Research Project: Methyl Bromide Replacement: Mitigation of the Invasive Pest Threat from the American Tropics and Subtropics

Location: Subtropical Horticulture Research

Title: Better detection of pest Euwallacea nr. fornicatus in Florida avocado groves using a two-component lure containing a-copaene and quercivorol.

item Kendra, Paul
item OWENS, DAVID - Orise Fellow
item Montgomery, Wayne
item Narvaez, Teresa
item Schnell, Elena
item Tabanca, Nurhayat
item CARRILLO, DANIEL - University Of Florida

Submitted to: Florida Entomological Society Annual Meeting
Publication Type: Abstract Only
Publication Acceptance Date: 4/26/2017
Publication Date: 7/18/2017
Citation: Kendra, P. E., D. Owens, W. S. Montgomery, T. I. Narvaez, E. Q. Schnell, N. Tabanca, and D Carrillo. 2017. Better detection of pest Euwallacea nr. fornicatus in Florida avocado groves using a two-component lure containing a-copaene and quercivorol. 100th Annual Meeting of the Florida Entomological Society. Isla Verde, PR. 16-20 Jul 2017.

Interpretive Summary:

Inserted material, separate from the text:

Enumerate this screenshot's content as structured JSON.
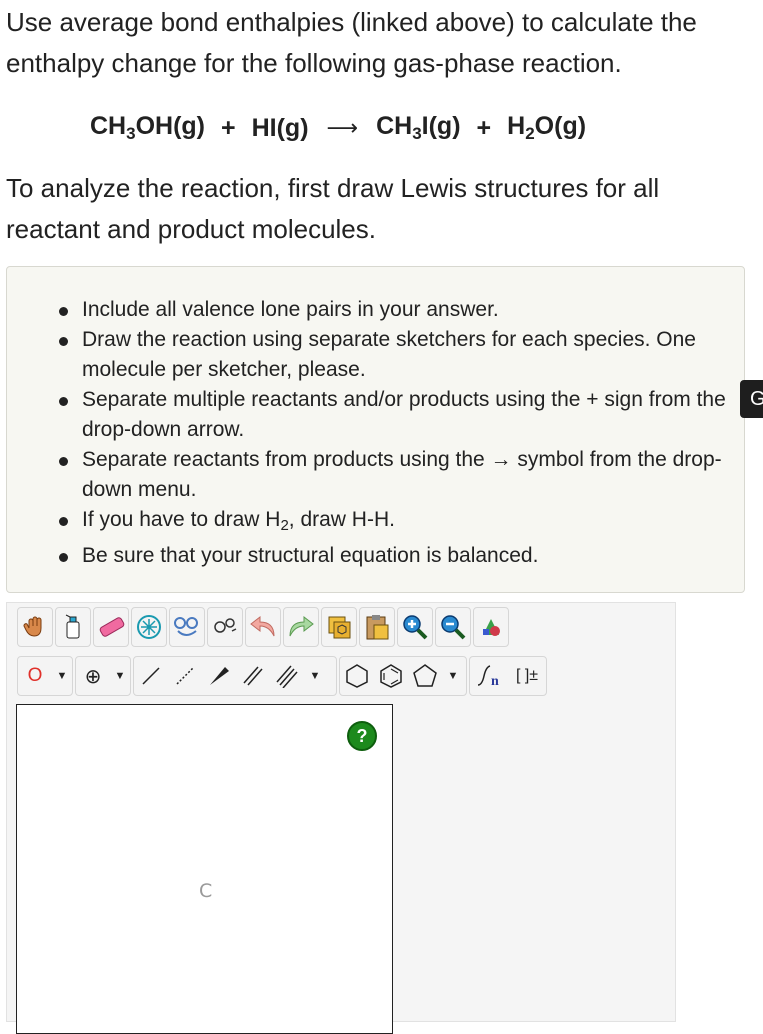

Technical Abstract: The Asian tea shot-hole borer (TSHB), Euwallacea fornicatus Eichhoff (Coleoptera: Curculionidae: Scolytinae), is a pest of commercial tea, Camellia sinensis (L.) Kuntze. In recent years, several ambrosia beetles morphologically indistinguishable from TSHB have become established in Israel and the USA (CA, FL). Currently referred to as E. near fornicatus, members of this cryptic species complex carry symbiotic Fusarium spp. fungi that cause dieback disease in susceptible hosts, which includes avocado, Persea americana Mill. Although detected in Florida's commercial avocado groves in 2012, the beetle was not observed to cause major damage until the Spring of 2016, when large numbers were observed in a single grove, accompanied by significant branch dieback. In response to this elevation in pest status, research was initiated to study the chemical ecology of this pest, including evaluation of kairomone-based lures. Treatments included quercivorol (p-menth-2-en-1-ol, the current standard for E. nr. fornicatus detection in the US), 50% a-copaene (the best lure for Xyleborus glabratus Eichhoff, another ambrosia beetle that attacks avocado, and the principal vector of laurel wilt), a combination of the two lures, and an unbaited control. In multiple field tests, the copaene lure was found to be equally attractive as the quercivorol lure, and the combination of copaene and quercivorol resulted in either additive or synergistic attraction. Electroantennography confirmed olfactory chemoreception of both volatiles, with a higher response elicited with the combination. Results indicate that improved detection of pest E. nr. fornicatus in Florida can be achieved by using a 2-component lure consisting of a-copaene and quercivorol.